Characterization of transport regimes and the polar dome during Arctic spring and summer using in situ aircraft measurements

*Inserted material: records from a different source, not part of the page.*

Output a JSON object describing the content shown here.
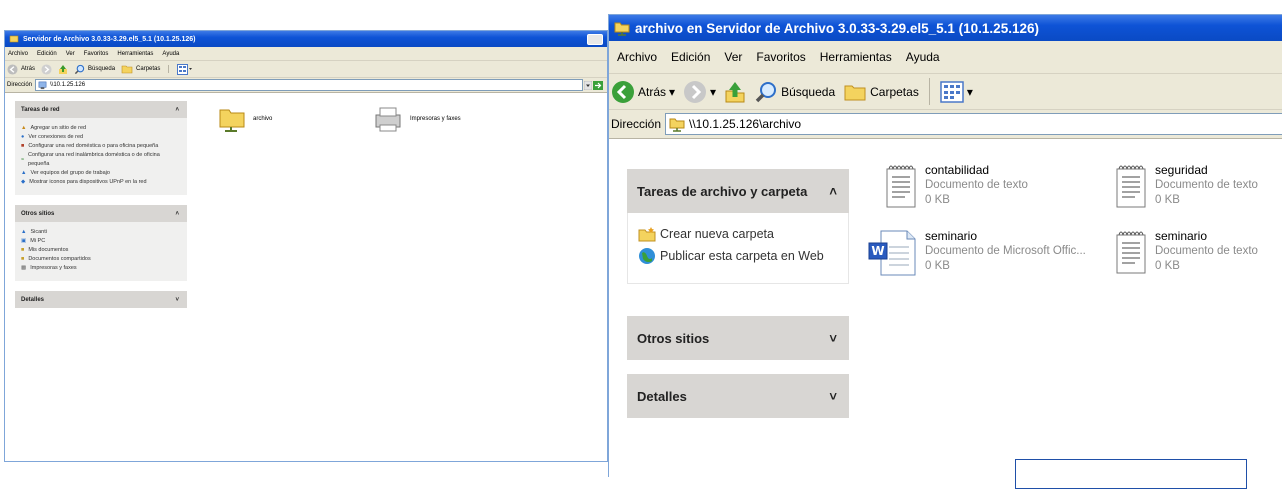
{
  "back_window": {
    "title": "Servidor de Archivo 3.0.33-3.29.el5_5.1 (10.1.25.126)",
    "menu": [
      "Archivo",
      "Edición",
      "Ver",
      "Favoritos",
      "Herramientas",
      "Ayuda"
    ],
    "toolbar": {
      "back": "Atrás",
      "search": "Búsqueda",
      "folders": "Carpetas"
    },
    "address": {
      "label": "Dirección",
      "value": "\\\\10.1.25.126"
    },
    "network_tasks": {
      "title": "Tareas de red",
      "items": [
        "Agregar un sitio de red",
        "Ver conexiones de red",
        "Configurar una red doméstica o para oficina pequeña",
        "Configurar una red inalámbrica doméstica o de oficina pequeña",
        "Ver equipos del grupo de trabajo",
        "Mostrar iconos para dispositivos UPnP en la red"
      ]
    },
    "other_places": {
      "title": "Otros sitios",
      "items": [
        "Sicanti",
        "Mi PC",
        "Mis documentos",
        "Documentos compartidos",
        "Impresoras y faxes"
      ]
    },
    "details": {
      "title": "Detalles"
    },
    "items": [
      {
        "name": "archivo",
        "icon": "network-share-icon"
      },
      {
        "name": "Impresoras y faxes",
        "icon": "printer-icon"
      }
    ]
  },
  "front_window": {
    "title": "archivo en Servidor de Archivo 3.0.33-3.29.el5_5.1 (10.1.25.126)",
    "menu": [
      "Archivo",
      "Edición",
      "Ver",
      "Favoritos",
      "Herramientas",
      "Ayuda"
    ],
    "toolbar": {
      "back": "Atrás",
      "search": "Búsqueda",
      "folders": "Carpetas"
    },
    "address": {
      "label": "Dirección",
      "value": "\\\\10.1.25.126\\archivo"
    },
    "file_tasks": {
      "title": "Tareas de archivo y carpeta",
      "items": [
        "Crear nueva carpeta",
        "Publicar esta carpeta en Web"
      ]
    },
    "other_places": {
      "title": "Otros sitios"
    },
    "details": {
      "title": "Detalles"
    },
    "files": [
      {
        "name": "contabilidad",
        "type": "Documento de texto",
        "size": "0 KB",
        "icon": "text-document-icon"
      },
      {
        "name": "seguridad",
        "type": "Documento de texto",
        "size": "0 KB",
        "icon": "text-document-icon"
      },
      {
        "name": "seminario",
        "type": "Documento de Microsoft Offic...",
        "size": "0 KB",
        "icon": "word-document-icon"
      },
      {
        "name": "seminario",
        "type": "Documento de texto",
        "size": "0 KB",
        "icon": "text-document-icon"
      }
    ]
  },
  "colors": {
    "titlebar": "#0e53d6",
    "chrome": "#ece9d8",
    "panel_header": "#d8d6d3",
    "border": "#7fa6d9"
  }
}
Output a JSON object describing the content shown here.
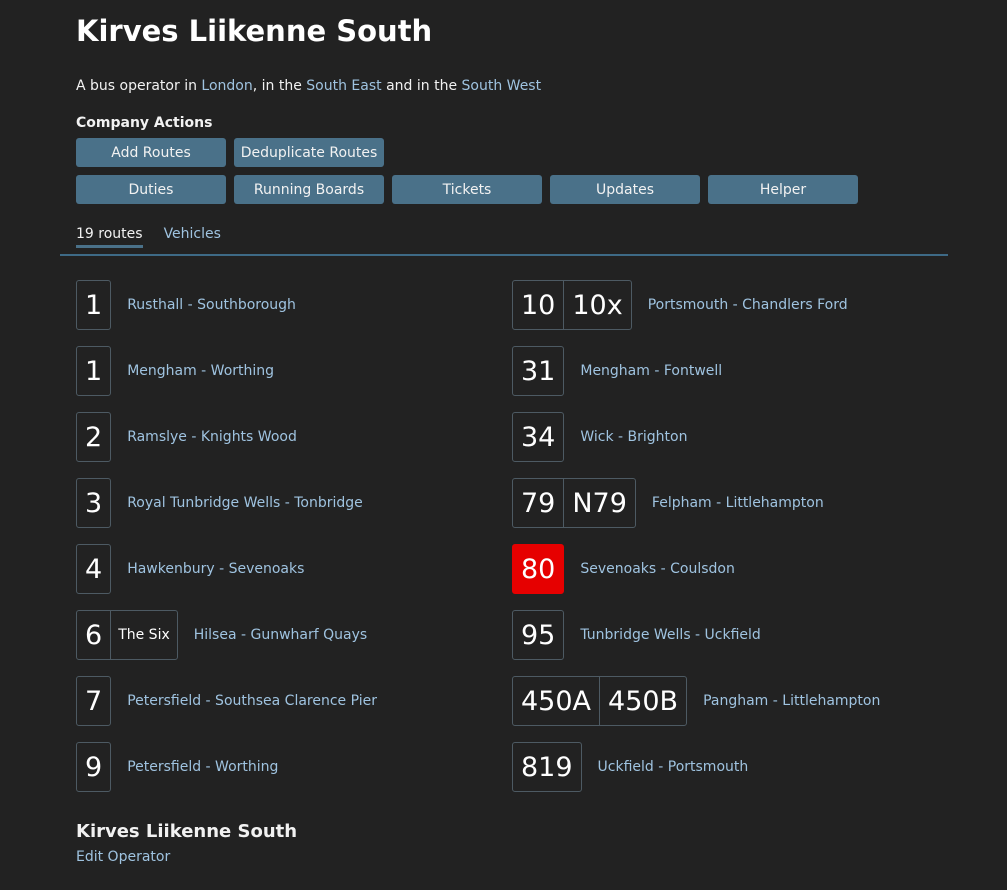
{
  "operator": {
    "name": "Kirves Liikenne South",
    "intro_prefix": "A bus operator in ",
    "region_1": "London",
    "sep_1": ", in the ",
    "region_2": "South East",
    "sep_2": " and in the ",
    "region_3": "South West"
  },
  "actions": {
    "title": "Company Actions",
    "row1": [
      "Add Routes",
      "Deduplicate Routes"
    ],
    "row2": [
      "Duties",
      "Running Boards",
      "Tickets",
      "Updates",
      "Helper"
    ]
  },
  "tabs": [
    {
      "label": "19 routes",
      "active": true
    },
    {
      "label": "Vehicles",
      "active": false
    }
  ],
  "routes_left": [
    {
      "numbers": [
        "1"
      ],
      "name": "Rusthall - Southborough"
    },
    {
      "numbers": [
        "1"
      ],
      "name": "Mengham - Worthing"
    },
    {
      "numbers": [
        "2"
      ],
      "name": "Ramslye - Knights Wood"
    },
    {
      "numbers": [
        "3"
      ],
      "name": "Royal Tunbridge Wells - Tonbridge"
    },
    {
      "numbers": [
        "4"
      ],
      "name": "Hawkenbury - Sevenoaks"
    },
    {
      "numbers": [
        "6",
        "The Six"
      ],
      "name": "Hilsea - Gunwharf Quays"
    },
    {
      "numbers": [
        "7"
      ],
      "name": "Petersfield - Southsea Clarence Pier"
    },
    {
      "numbers": [
        "9"
      ],
      "name": "Petersfield - Worthing"
    }
  ],
  "routes_right": [
    {
      "numbers": [
        "10",
        "10x"
      ],
      "name": "Portsmouth - Chandlers Ford"
    },
    {
      "numbers": [
        "31"
      ],
      "name": "Mengham - Fontwell"
    },
    {
      "numbers": [
        "34"
      ],
      "name": "Wick - Brighton"
    },
    {
      "numbers": [
        "79",
        "N79"
      ],
      "name": "Felpham - Littlehampton"
    },
    {
      "numbers": [
        "80"
      ],
      "name": "Sevenoaks - Coulsdon",
      "color": "#e60000"
    },
    {
      "numbers": [
        "95"
      ],
      "name": "Tunbridge Wells - Uckfield"
    },
    {
      "numbers": [
        "450A",
        "450B"
      ],
      "name": "Pangham - Littlehampton"
    },
    {
      "numbers": [
        "819"
      ],
      "name": "Uckfield - Portsmouth"
    }
  ],
  "footer": {
    "title": "Kirves Liikenne South",
    "edit_label": "Edit Operator"
  },
  "colors": {
    "background": "#222222",
    "button": "#4a7189",
    "link": "#9fc3e0",
    "highlight_route": "#e60000"
  }
}
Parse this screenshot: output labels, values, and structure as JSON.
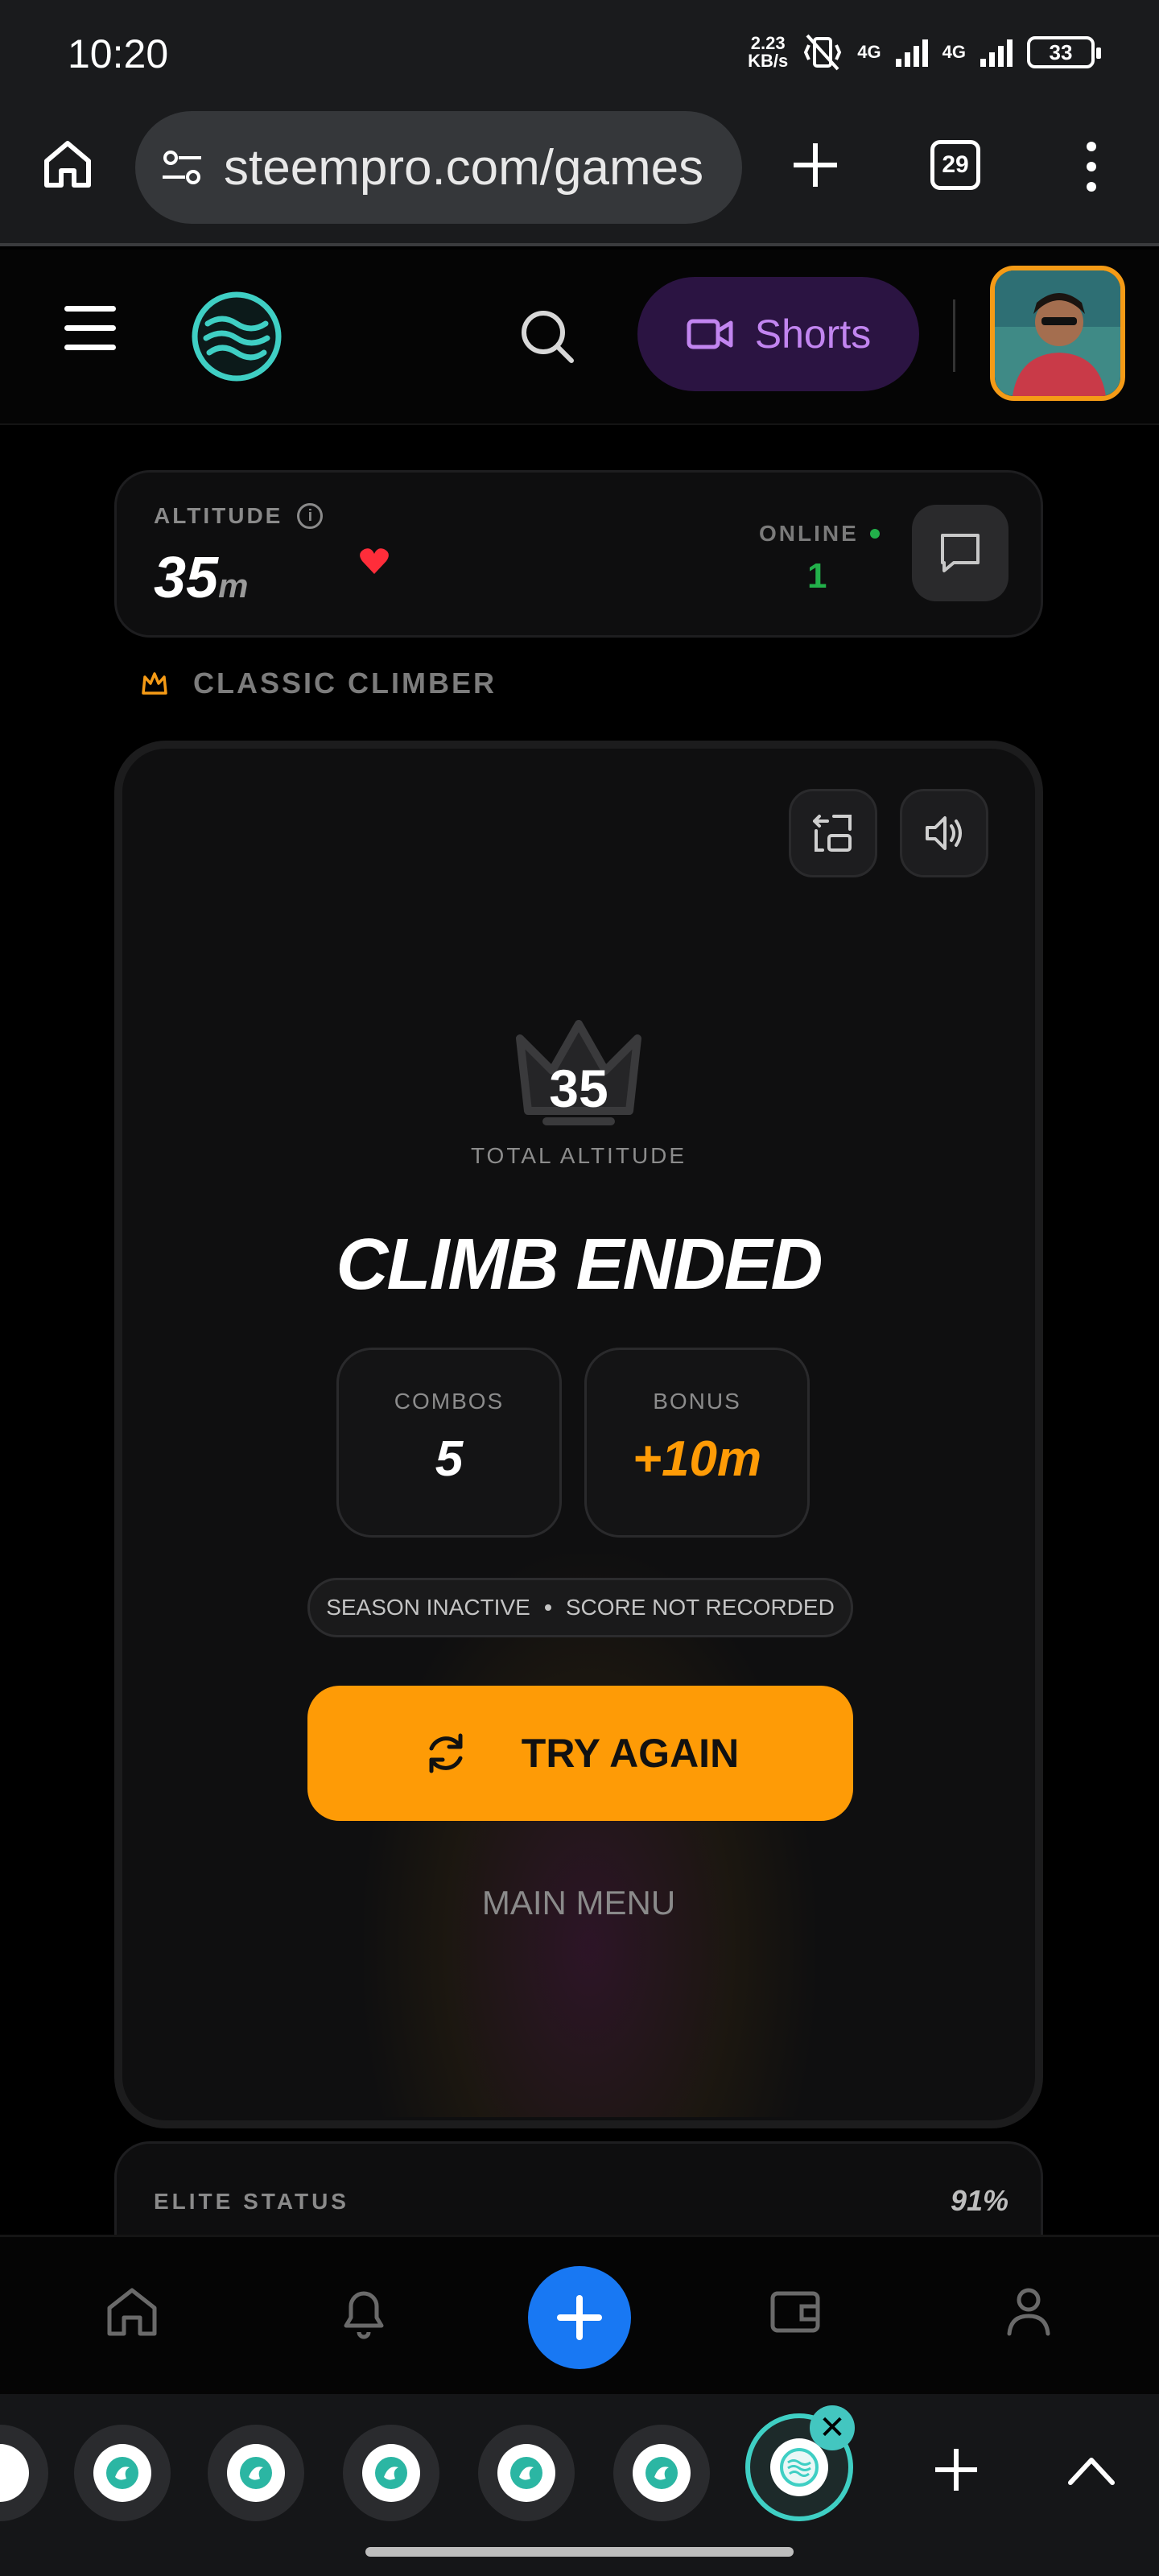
{
  "status_bar": {
    "time": "10:20",
    "speed_value": "2.23",
    "speed_unit": "KB/s",
    "net1": "4G",
    "net2": "4G",
    "battery": "33"
  },
  "browser": {
    "url": "steempro.com/games",
    "tab_count": "29"
  },
  "header": {
    "shorts_label": "Shorts"
  },
  "altitude_card": {
    "label": "ALTITUDE",
    "info_icon": "i",
    "value": "35",
    "unit": "m",
    "online_label": "ONLINE",
    "online_count": "1"
  },
  "mode": {
    "label": "CLASSIC CLIMBER"
  },
  "game": {
    "total_value": "35",
    "total_label": "TOTAL ALTITUDE",
    "title": "CLIMB ENDED",
    "combos_label": "COMBOS",
    "combos_value": "5",
    "bonus_label": "BONUS",
    "bonus_value": "+10m",
    "notice_part1": "SEASON INACTIVE",
    "notice_part2": "SCORE NOT RECORDED",
    "try_again_label": "TRY AGAIN",
    "main_menu_label": "MAIN MENU"
  },
  "elite": {
    "label": "ELITE STATUS",
    "percent": "91%"
  },
  "colors": {
    "accent_orange": "#fe9b06",
    "online_green": "#22b04a",
    "fab_blue": "#1878f3",
    "shorts_purple": "#c285f0",
    "teal": "#3fcfc4"
  },
  "icons": {
    "tab_strip": [
      "steem-tab-icon",
      "steem-tab-icon",
      "steem-tab-icon",
      "steem-tab-icon",
      "steem-tab-icon",
      "steempro-active-tab-icon"
    ],
    "bottom_nav": [
      "home-icon",
      "bell-icon",
      "plus-icon",
      "wallet-icon",
      "user-icon"
    ]
  },
  "tab_strip": {
    "close_symbol": "✕"
  }
}
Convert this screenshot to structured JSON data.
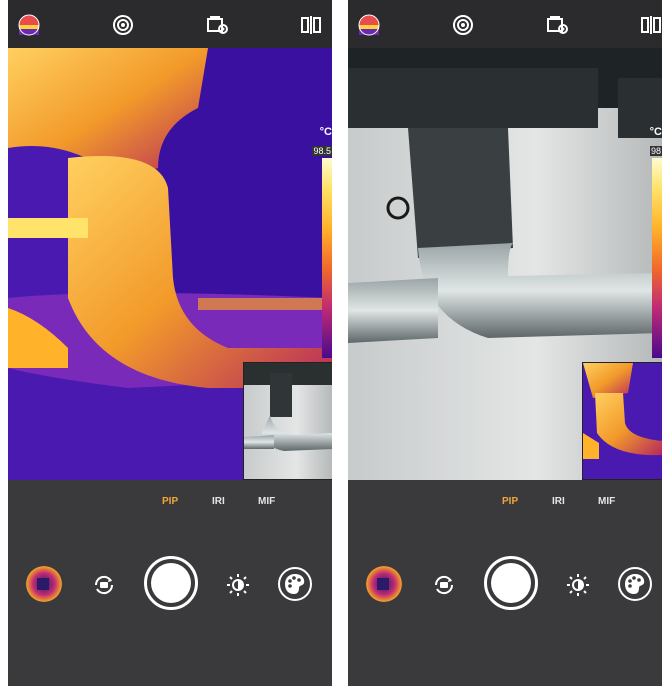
{
  "screens": [
    {
      "id": "left",
      "main_view": "thermal",
      "pip_view": "visible",
      "scale": {
        "unit": "°C",
        "max": "98.5"
      },
      "modes": [
        {
          "label": "PIP",
          "active": true
        },
        {
          "label": "IRI",
          "active": false
        },
        {
          "label": "MIF",
          "active": false
        }
      ]
    },
    {
      "id": "right",
      "main_view": "visible",
      "pip_view": "thermal",
      "scale": {
        "unit": "°C",
        "max": "98"
      },
      "modes": [
        {
          "label": "PIP",
          "active": true
        },
        {
          "label": "IRI",
          "active": false
        },
        {
          "label": "MIF",
          "active": false
        }
      ]
    }
  ],
  "icons": {
    "topbar": [
      "palette-icon",
      "target-icon",
      "settings-icon",
      "split-view-icon"
    ],
    "controls": [
      "palette-thumbnail-icon",
      "rotate-camera-icon",
      "shutter-button",
      "brightness-icon",
      "color-palette-icon"
    ]
  },
  "colors": {
    "accent": "#f0a63a",
    "panel": "#3a3a3c",
    "topbar": "#2b2b2d",
    "thermal_bg": "#4a1ab0"
  }
}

The springtime composition of the Arctic lower troposphere is to a large extent controlled by the transport of midlatitude air masses into the Arctic. In contrast, precipitation and natural sources play the most important role during summer. Within the Arctic region sloping isentropes create a barrier to horizontal transport, known as the polar dome. The polar dome varies in space and time and exhibits a strong influence on the transport of air masses from midlatitudes, enhancing transport during winter and inhibiting transport during summer. We analyzed aircraft-based trace gas measurements in the Arctic from two NETCARE airborne field campaigns (July 2014 and April 2015) with the Alfred Wegener Institute Polar 6 aircraft, covering an area from Spitsbergen to Alaska (134 to 17∘ W and 68 to 83∘ N). Using these data we characterized the transport regimes of midlatitude air masses traveling to the high Arctic based on CO and CO2 measurements as well as kinematic 10 d back trajectories. We found that dynamical isolation of the high Arctic lower troposphere leads to gradients of chemical tracers reflecting different local chemical lifetimes, sources, and sinks. In particular, gradients of CO and CO2 allowed for a trace-gas-based definition of the polar dome boundary for the two measurement periods, which showed pronounced seasonal differences. Rather than a sharp boundary, we derived a transition zone from both campaigns. In July 2014 the polar dome boundary was at 73.5∘ N latitude and 299–303.5 K potential temperature. During April 2015 the polar dome boundary was on average located at 66–68.5∘ N and 283.5–287.5 K. Tracer–tracer scatter plots confirm different air mass properties inside and outside the polar dome in both spring and summer. Further, we explored the processes controlling the recent transport history of air masses within and outside the polar dome. Air masses within the springtime polar dome mainly experienced diabatic cooling while traveling over cold surfaces. In contrast, air masses in the summertime polar dome were diabatically heated due to insolation. During both seasons air masses outside the polar dome slowly descended into the Arctic lower troposphere from above through radiative cooling. Ascent to the middle and upper troposphere mainly took place outside the Arctic, followed by a northward motion. Air masses inside and outside the polar dome were also distinguished by different chemical compositions of both trace gases and aerosol particles. We found that the fraction of amine-containing particles, originating from Arctic marine biogenic sources, is enhanced inside the polar dome. In contrast, concentrations of refractory black carbon are highest outside the polar dome, indicating remote pollution sources. Synoptic-scale weather systems frequently disturb the transport barrier formed by the polar dome and foster exchange between air masses from midlatitudes and polar regions. During the second phase of the NETCARE 2014 measurements a pronounced low-pressure system south of Resolute Bay brought inflow from southern latitudes, which pushed the polar dome northward and significantly affected trace gas mixing ratios in the measurement region. Mean CO mixing ratios increased from 77.9±2.5 to 84.9±4.7 ppbv between these two regimes. At the same time CO2 mixing ratios significantly decreased from 398.16 ± 1.01 to 393.81 ± 2.25 ppmv. Our results demonstrate the utility of applying a tracer-based diagnostic to determine the polar dome boundary for interpreting observations of atmospheric composition in the context of transport history.